Category Archives: Transport

Public Transport in North India: Part Two

The main reason I drifted from Rishikesh to Chandigarth is because I’d read somewhere that there’s an amazing train ride that ascends up into the Himalayan foothills from a place called Kalka.  Kalka is just a half hour by bus from Chandigarth.

Public Transport in North India: Part One

The three children standing in the back asked me to take this photo. Click on the picture to zoom in.

Upon leaving the hot but holy and laid-back city of Rishikesh, I took a local, one-hour bus ride along the Ganges to Haridwar

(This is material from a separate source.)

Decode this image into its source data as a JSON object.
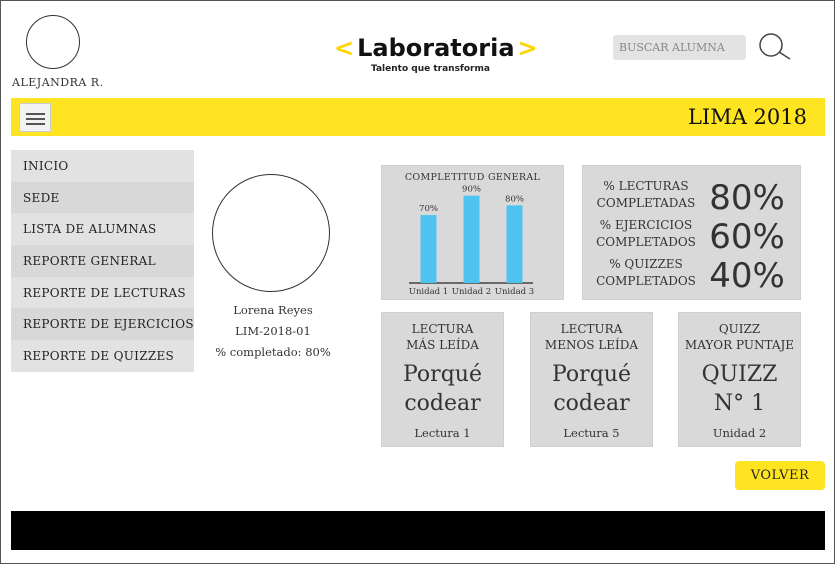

At the Rishikesh bus station there was one other foreigner,  a German who had been to India on numerous occasions.  He, like me, had a train ticket from Haridwar to Chandigarth.

Getting Out of a Megacity to Rishikesh

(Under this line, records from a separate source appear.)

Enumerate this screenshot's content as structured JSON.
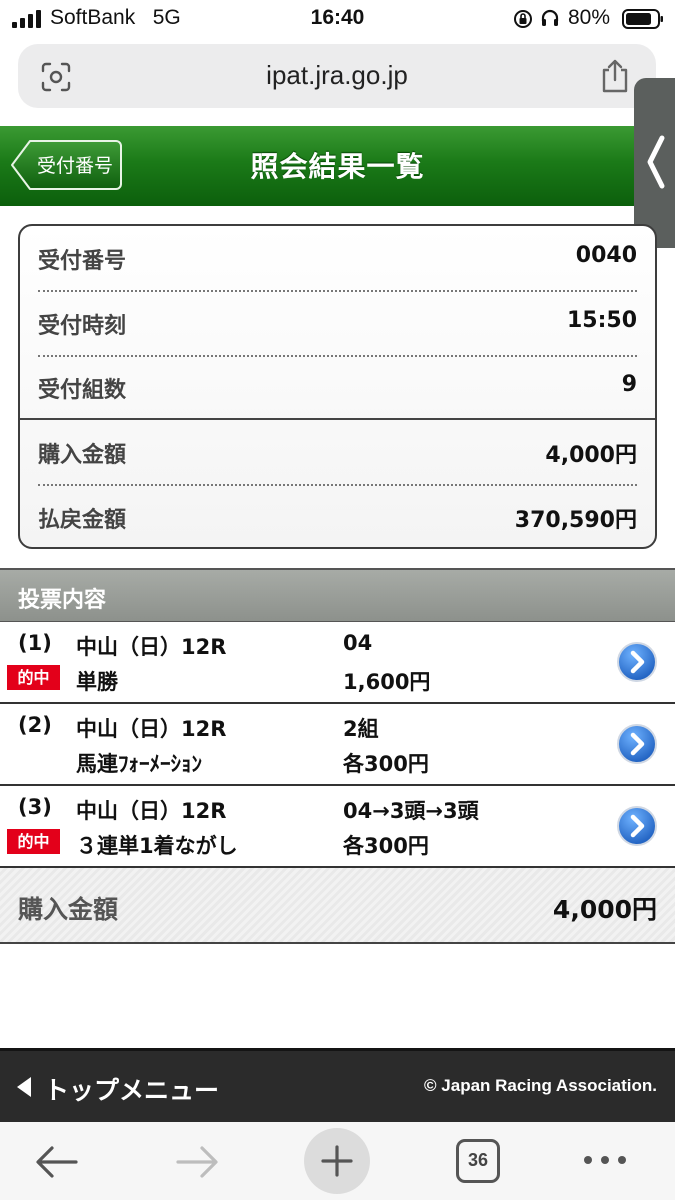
{
  "status_bar": {
    "carrier": "SoftBank",
    "network": "5G",
    "time": "16:40",
    "battery": "80%"
  },
  "browser": {
    "url": "ipat.jra.go.jp",
    "tab_count": "36"
  },
  "header": {
    "back_label": "受付番号",
    "title": "照会結果一覧"
  },
  "summary": [
    {
      "label": "受付番号",
      "value": "0040"
    },
    {
      "label": "受付時刻",
      "value": "15:50"
    },
    {
      "label": "受付組数",
      "value": "9"
    },
    {
      "label": "購入金額",
      "value": "4,000円"
    },
    {
      "label": "払戻金額",
      "value": "370,590円"
    }
  ],
  "section_title": "投票内容",
  "hit_label": "的中",
  "bets": [
    {
      "num": "(1)",
      "race": "中山（日）12R",
      "type": "単勝",
      "selection": "04",
      "amount": "1,600円",
      "hit": true
    },
    {
      "num": "(2)",
      "race": "中山（日）12R",
      "type": "馬連ﾌｫｰﾒｰｼｮﾝ",
      "selection": "2組",
      "amount": "各300円",
      "hit": false
    },
    {
      "num": "(3)",
      "race": "中山（日）12R",
      "type": "３連単1着ながし",
      "selection": "04→3頭→3頭",
      "amount": "各300円",
      "hit": true
    }
  ],
  "total": {
    "label": "購入金額",
    "value": "4,000円"
  },
  "footer": {
    "top_menu": "トップメニュー",
    "copyright": "© Japan Racing Association."
  },
  "colors": {
    "header_green": "#1b7a18",
    "hit_red": "#e3001a",
    "detail_blue": "#1f6fd1",
    "footer_dark": "#2b2b2b"
  },
  "icons": [
    "signal-icon",
    "orientation-lock-icon",
    "headphones-icon",
    "battery-icon",
    "camera-scan-icon",
    "share-icon",
    "chevron-left-icon",
    "detail-arrow-icon",
    "triangle-left-icon",
    "back-arrow-icon",
    "forward-arrow-icon",
    "plus-icon",
    "tabs-icon",
    "more-icon"
  ]
}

Big cities compared to smaller cities and towns are  different dimensions within the same land.  This holds true all over the vast earth, and it’s even truer when you’re comparing a megalopolis to a smaller city, town or rural area.

When I bought my train ticket at the Tourist Information Bureau at the New Delhi Railway station, they only had one seat left.  It was in first class.

Welcome to Delhi

Despite needing to hustle to catch my connecting flight at Heathrow, all went very smoothly on my three-flight hop across the earth. I hardly interacted with anyone as I miraculously managed to get three seats to myself on all three flights.

I do remember one  experience with turbulence. While  in the galley pouring a cup of water from a two-liter bottle, the plane started jumping. This caused me to miss the pour completely. The friendly flight attendant and I laughed simultaneously.

Riding Through the Clouds

The bus inched upward, until it was evident that we were in a colossal cloud forest. The driver sped up, twisting and turning. We slowed down before crossing over a lagoon to the right and a gorgeous gorge on the left. The bus then puttered up again.

Before I knew it we were flying along the highway once more.

Two Panamanian Hot Springs and an Ambiguously Marked Trekking Path

I had the pleasure of visiting Boquete’s Caldera hot springs which is 24km from the center of the picturesque and sleepy mountain town.

I thought I’d compare the hot springs of Boquete to the one I recently visited in El Valle, as the two are surprisingly very different.

Marooned on the Interamericana

Something happened that I never could have predicted. I was traveling from El Valle to David, a trip that takes about four and a half hours.

While scrupulously thinking two days in advance, I asked a minibus driver in El Valle about the best way to get to David, Panama’s second largest city.

David acts as an unavoidable hub for anyone traveling through western Panama. The modest man told me that I’d need to take a mini-bus to San Carlos, which lies on the Interamericana. From there, I’d easily flag down a bus bound for David.

Ascent to El Valle

After the bus pulled off the Panamericana and started its ascent, the mass array of ugly billboards was instantly left behind.

The nicely paved road instantly broke into two lanes.

The nature became lusher and more colorful. The smiling people that I saw out the window looked indigenous, not European and African like in Panama City.

By Foot, Taxi and a Bus Ride

Upon arriving in Panama City about a week ago, using the local buses appeared daunting. The city was entirely new. Getting anywhere accurately without a taxi  appeared virtually impossible.

I’ve done my share of drifting on foot for hours and kilometers.  During these jaunts, my legs have felt the tropical-heat-induced soreness.  I  usually end up falling asleep for a bit upon returning to my hospedaje.

Circumnavigating a Volcano

Mira, los frenos no funcione.”

I said to the man who gave me a daily bicycle rental rate of 100 Cordobas (less than $5).

We took the bike to his mechanic buddy next door.  He made some adjustments.  I tested the brakes and deemed them to be at about a 75% working order.  This felt like perfection in comparison to the 10% the rental man erroneously assumed that I’d venture out with.  I was a bit shocked that he thought I could make it with those brakes as he had helped me map my route.

I wasn’t asked for my name or for identification.  He just took the money and asked that I had the bike back by five or six pm.